It was initially reported that she died of a heroin overdose, then corrected to stage 4 throat cancer. However, her drug use and excessive smoking were well-publicized for years before her death. Every untimely celebrity death is another example to me of what the world can do to us if we let it. We’re all going to get old, but we don’t need to speed the process along with substance abuse. Successes will come and go, but how much we let the low points define us is always our own decision. As John Milton wrote, “The mind is its own place, and in it we make a heaven of hell, a hell of heaven.”
Maybe she didn’t care enough about herself because of personal tragedies, or because Hollywood stopped calling, or maybe she was just wired that way. Whatever it was, the tragedy is that it (cancers and overdoses) are often preventable.
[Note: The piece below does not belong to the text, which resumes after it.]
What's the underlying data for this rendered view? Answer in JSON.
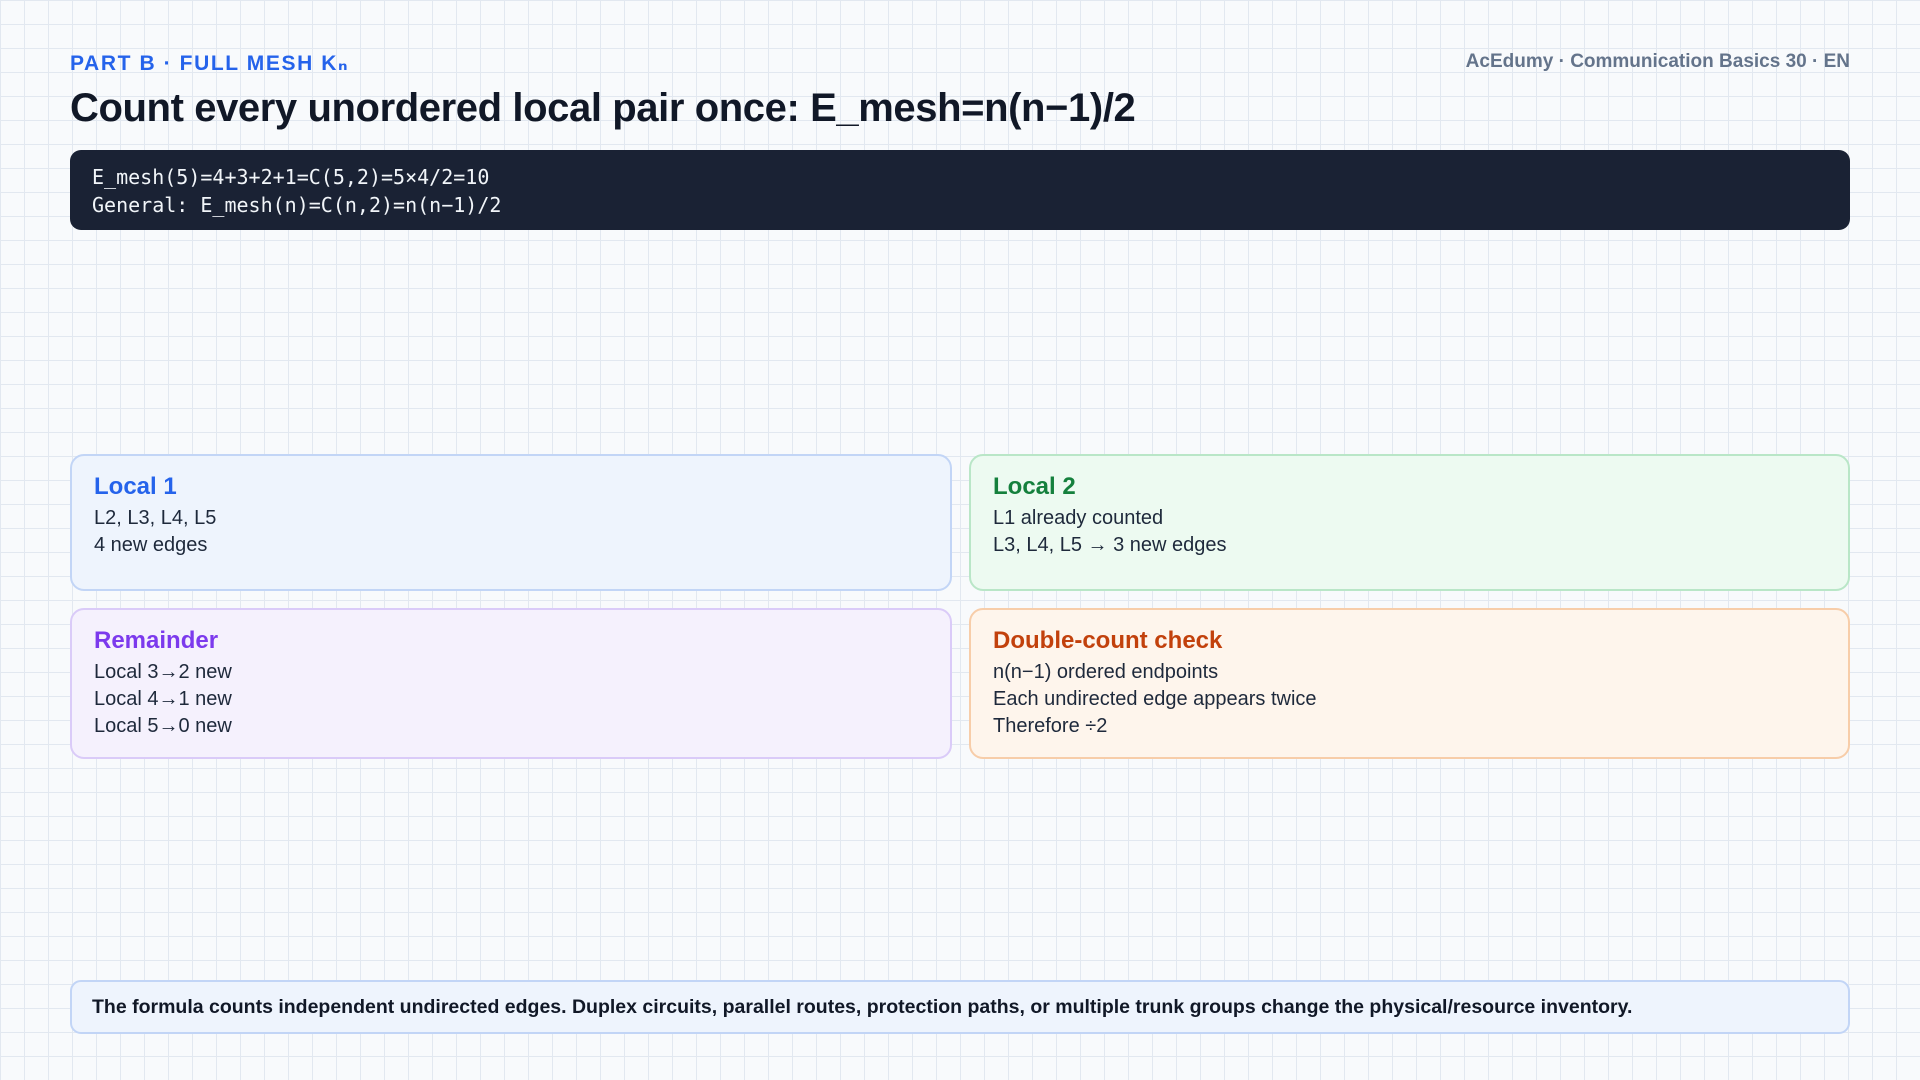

Her death is also a little personal to me because my brother and only sibling died of a heroin overdose. I watched his gradual self-degradation the same way I watched Erin’s over the years. He went from the blonde-haired, blue-eyed boy who played baseball with me in the street to a tattooed, toothless convict. It was horrible to witness. He told me he saw Erin Moran once. They may have been traveling in the same circles. I also saw my dad unsuccessfully fight an addiction to cigarettes his entire adult life. When he died of aspiration pneumonia, he couldn’t breathe on his own because of all the damage he had done to his lungs. So it’s safe to say I’m anti-drugs and anti-smoking. To me, it amounts to throwing our lives into the trash.
Erin was born in Burbank, California, which is where I live, but she moved to a place called Palmdale, about thirty miles north of Burbank, which is a cesspool of drugs and crime. That’s probably where her heroin addiction started. It’s sold there like soda pop.
Take care of yourselves, friends. Embrace life and health. Reckless living and bad health decisions only help old age and death find you sooner than they deserve to. We can’t remain children, but we can prevent the world and others from stealing from us the things that are childlike – joy, hope, trust, innocence, purity, excitement. It may be true that nothing gold can stay, not completely anyway, but we can hold on to most of it by keeping a healthy body, mind and soul. Those who allow this world to pollute and invade them ruin their lives, hasten their deaths, and break the hearts of those who remember them when their eyes were clear and bright and anything was still possible.
Rest well, Erin. I wish you were still here, happy and healthy, enjoying your status as one of America’s sweethearts. I hope your health and mind are fully restored to you in heaven. May you have an eternity of Happy Days there.